“Do you mind if I’m not wearing shoes?” Peggy Lee asks. “My latest affliction,” she says, pointing to her toes. “I don’t know why they hurt, but they do. The pain jumps from the left to the right, kinda like ping-pong balls.”
White is her color; she wears it onstage and off. In this case, “off” is a suite overlooking Central Park, where she pours herself some tea and settles down on a couch.
She’s in town to make her annual appearance at the Ballroom (two weeks, starting tonight), and to record four albums – albums she’s been meaning to get around for quite a while now, she confesses.
Peggy Lee has been the ultimate cabaret singer-stylist for as long as she’s been singing in nightclubs and cabarets (she’s celebrating her 50th anniversary as a performer this year – she says it’s 53. She’s honest.)

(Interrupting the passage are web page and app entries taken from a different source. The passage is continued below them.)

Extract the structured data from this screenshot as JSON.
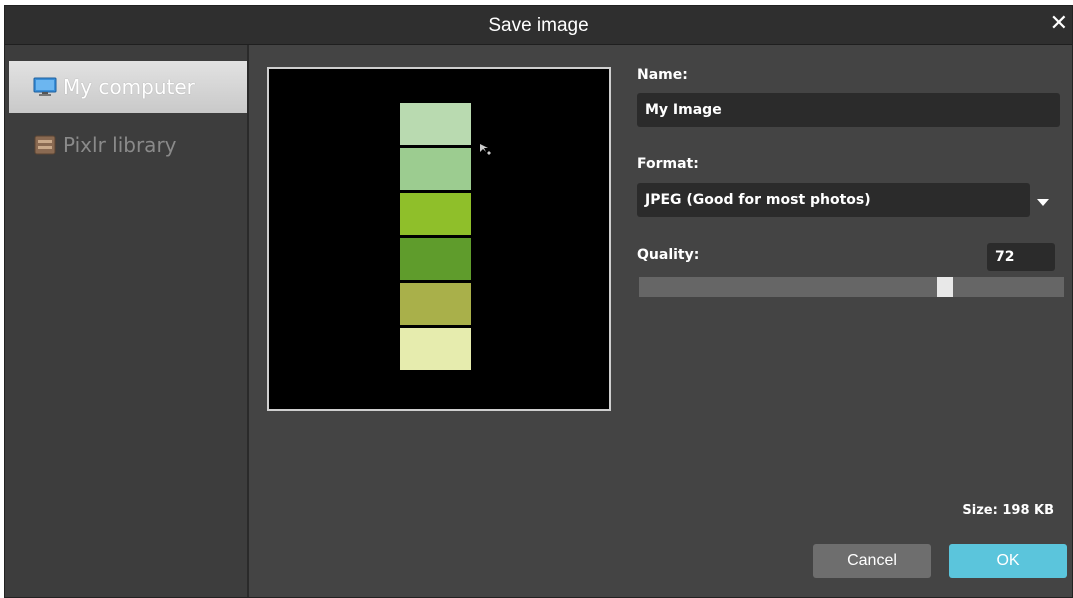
{
  "dialog": {
    "title": "Save image",
    "close_icon": "close-icon"
  },
  "sidebar": {
    "items": [
      {
        "label": "My computer",
        "icon": "computer-icon",
        "active": true
      },
      {
        "label": "Pixlr library",
        "icon": "library-icon",
        "active": false
      }
    ]
  },
  "preview": {
    "swatch_colors": [
      "#b9dab0",
      "#9ccc90",
      "#8fbf2a",
      "#5f9c2c",
      "#a9b04a",
      "#e6ecae"
    ]
  },
  "form": {
    "name_label": "Name:",
    "name_value": "My Image",
    "format_label": "Format:",
    "format_value": "JPEG (Good for most photos)",
    "quality_label": "Quality:",
    "quality_value": "72",
    "quality_level": 0.72
  },
  "footer": {
    "size_text": "Size: 198 KB",
    "cancel_label": "Cancel",
    "ok_label": "OK"
  },
  "colors": {
    "ok_button": "#5bc5dc",
    "dialog_bg": "#444444"
  }
}
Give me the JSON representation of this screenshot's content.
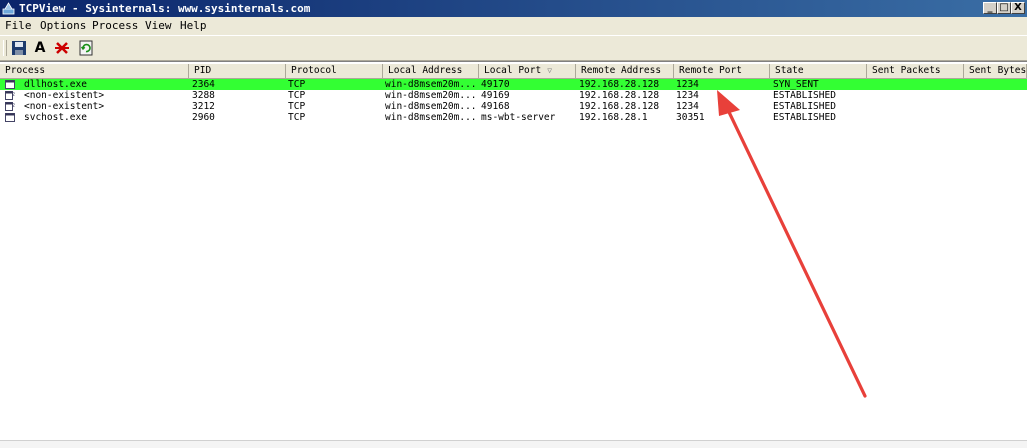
{
  "window": {
    "title": "TCPView - Sysinternals: www.sysinternals.com",
    "controls": {
      "minimize": "_",
      "maximize": "□",
      "close": "X"
    }
  },
  "menu": [
    "File",
    "Options",
    "Process",
    "View",
    "Help"
  ],
  "toolbar": {
    "icons": [
      "save-icon",
      "font-icon",
      "close-connection-icon",
      "refresh-icon"
    ],
    "font_glyph": "A"
  },
  "columns": [
    "Process",
    "PID",
    "Protocol",
    "Local Address",
    "Local Port",
    "Remote Address",
    "Remote Port",
    "State",
    "Sent Packets",
    "Sent Bytes"
  ],
  "sort_indicator": "▽",
  "rows": [
    {
      "process": "dllhost.exe",
      "pid": "2364",
      "protocol": "TCP",
      "local_address": "win-d8msem20m...",
      "local_port": "49170",
      "remote_address": "192.168.28.128",
      "remote_port": "1234",
      "state": "SYN_SENT",
      "selected": true
    },
    {
      "process": "<non-existent>",
      "pid": "3288",
      "protocol": "TCP",
      "local_address": "win-d8msem20m...",
      "local_port": "49169",
      "remote_address": "192.168.28.128",
      "remote_port": "1234",
      "state": "ESTABLISHED",
      "selected": false
    },
    {
      "process": "<non-existent>",
      "pid": "3212",
      "protocol": "TCP",
      "local_address": "win-d8msem20m...",
      "local_port": "49168",
      "remote_address": "192.168.28.128",
      "remote_port": "1234",
      "state": "ESTABLISHED",
      "selected": false
    },
    {
      "process": "svchost.exe",
      "pid": "2960",
      "protocol": "TCP",
      "local_address": "win-d8msem20m...",
      "local_port": "ms-wbt-server",
      "remote_address": "192.168.28.1",
      "remote_port": "30351",
      "state": "ESTABLISHED",
      "selected": false
    }
  ],
  "colors": {
    "selected_row": "#33ff33",
    "annotation_arrow": "#e8403a",
    "titlebar": "#0a246a"
  }
}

And she’s always been the most sophisticated. Possessor of a most distinctive voice, she’s honed her style to an almost lazy perfection over the years. Not lazy as in sluggish, but lazy as in steamy. Hot. There’s a reason she raised temperatures with “Fever.”
Yet this ultimate in nightclub sophistication was born 67 years ago about as far from the bright lights and big city as one can be – as a lonely, unhappy child in a tiny North Dakota town.
Her only friend was her radio, and she listened to the music coming from it, learning the songs, the words and the inflections of the singers. When she was old enough, she left home and worked at anything and everything until she could sing.
She remembers the radio programs fondly. “I heard Bessie Smith, Lil Green – she wrote “Why Don’t You Do Right?” way back then. I still love those kind of blues, the kind you have to be real careful with when you sing the lyrics. Most of the words have four or five different meanings, and if you don’t do ‘em right, people don’t get all the nuances.”
She’s done all kinds of music since then, and her performance spans most of the trends over the years, from old blues to big bands to jazz. She sang with the Benny Goodman Orchestra; her “Mañana” helped Latin music cross over to mainstream; “Lover” and “Fever” established her jazz credentials. The haunting “Is That All There Is?” defies classification, as does “Let’s Love,” written for her by Paul McCartney.
If you had to describe her in a word, it would have to be indomitable. She’s had four husbands, one daughter and enough health problems to make Blue Cross shudder – but she’s a survivor who faces her troubles with humor. “There’s a beautiful rose named after me,” she says. “I have bushes of them all around my house.”
It’s painful for her to stand for long, so she designed a chair to fit under the curve of the piano for her two weeks at The Ballroom.
“The doctors told me I should stop working. I told them they’re crazy. I like my house, but what would I sit and wait for? No thank you. Not me.”